> Task prompt
Except for the images, repeat the entries below word for word.

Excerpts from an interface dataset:
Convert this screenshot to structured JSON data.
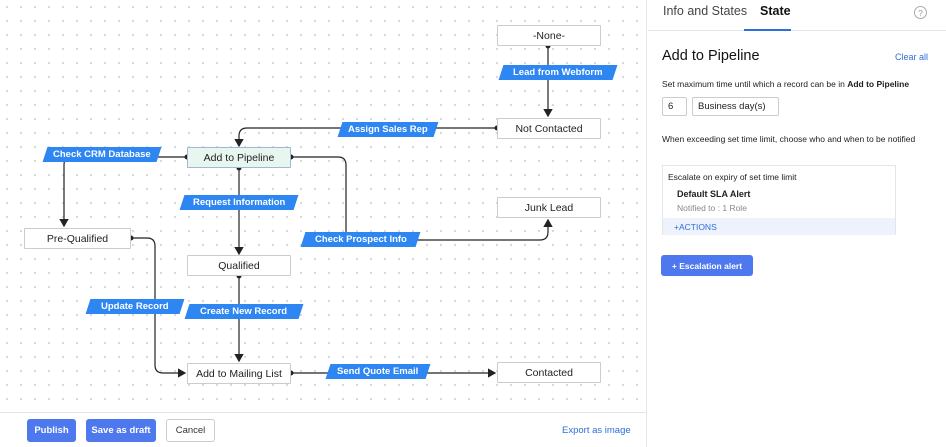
{
  "nodes": {
    "none": "-None-",
    "not_contacted": "Not Contacted",
    "add_to_pipeline": "Add to Pipeline",
    "junk_lead": "Junk Lead",
    "pre_qualified": "Pre-Qualified",
    "qualified": "Qualified",
    "add_to_mailing_list": "Add to Mailing List",
    "contacted": "Contacted"
  },
  "transitions": {
    "lead_from_webform": "Lead from Webform",
    "assign_sales_rep": "Assign Sales Rep",
    "check_crm_database": "Check CRM Database",
    "request_information": "Request Information",
    "check_prospect_info": "Check Prospect Info",
    "update_record": "Update Record",
    "create_new_record": "Create New Record",
    "send_quote_email": "Send Quote Email"
  },
  "footer": {
    "publish": "Publish",
    "save_as_draft": "Save as draft",
    "cancel": "Cancel",
    "export_as_image": "Export as image"
  },
  "panel": {
    "tabs": [
      "Info and States",
      "State"
    ],
    "active_tab": "State",
    "help_symbol": "?",
    "title": "Add to Pipeline",
    "clear_all": "Clear all",
    "time_limit_text": "Set maximum time until which a record can be in",
    "time_limit_state": "Add to Pipeline",
    "time_value": "6",
    "time_unit": "Business day(s)",
    "exceed_text": "When exceeding set time limit, choose who and when to be notified",
    "escalate_heading": "Escalate on expiry of set time limit",
    "alert_name": "Default SLA Alert",
    "notified": "Notified to : 1 Role",
    "actions_label": "+ACTIONS",
    "escalation_button": "+  Escalation alert"
  },
  "colors": {
    "accent": "#2e86f2",
    "button_primary": "#4e78ee",
    "active_node": "#e7f6ef",
    "link": "#2e6fd8"
  }
}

> Written response
Convert this screenshot to structured JSON data.
{
  "nodes": {
    "none": "-None-",
    "not_contacted": "Not Contacted",
    "add_to_pipeline": "Add to Pipeline",
    "junk_lead": "Junk Lead",
    "pre_qualified": "Pre-Qualified",
    "qualified": "Qualified",
    "add_to_mailing_list": "Add to Mailing List",
    "contacted": "Contacted"
  },
  "transitions": {
    "lead_from_webform": "Lead from Webform",
    "assign_sales_rep": "Assign Sales Rep",
    "check_crm_database": "Check CRM Database",
    "request_information": "Request Information",
    "check_prospect_info": "Check Prospect Info",
    "update_record": "Update Record",
    "create_new_record": "Create New Record",
    "send_quote_email": "Send Quote Email"
  },
  "footer": {
    "publish": "Publish",
    "save_as_draft": "Save as draft",
    "cancel": "Cancel",
    "export_as_image": "Export as image"
  },
  "panel": {
    "tabs": [
      "Info and States",
      "State"
    ],
    "active_tab": "State",
    "help_symbol": "?",
    "title": "Add to Pipeline",
    "clear_all": "Clear all",
    "time_limit_text": "Set maximum time until which a record can be in",
    "time_limit_state": "Add to Pipeline",
    "time_value": "6",
    "time_unit": "Business day(s)",
    "exceed_text": "When exceeding set time limit, choose who and when to be notified",
    "escalate_heading": "Escalate on expiry of set time limit",
    "alert_name": "Default SLA Alert",
    "notified": "Notified to : 1 Role",
    "actions_label": "+ACTIONS",
    "escalation_button": "+  Escalation alert"
  },
  "colors": {
    "accent": "#2e86f2",
    "button_primary": "#4e78ee",
    "active_node": "#e7f6ef",
    "link": "#2e6fd8"
  }
}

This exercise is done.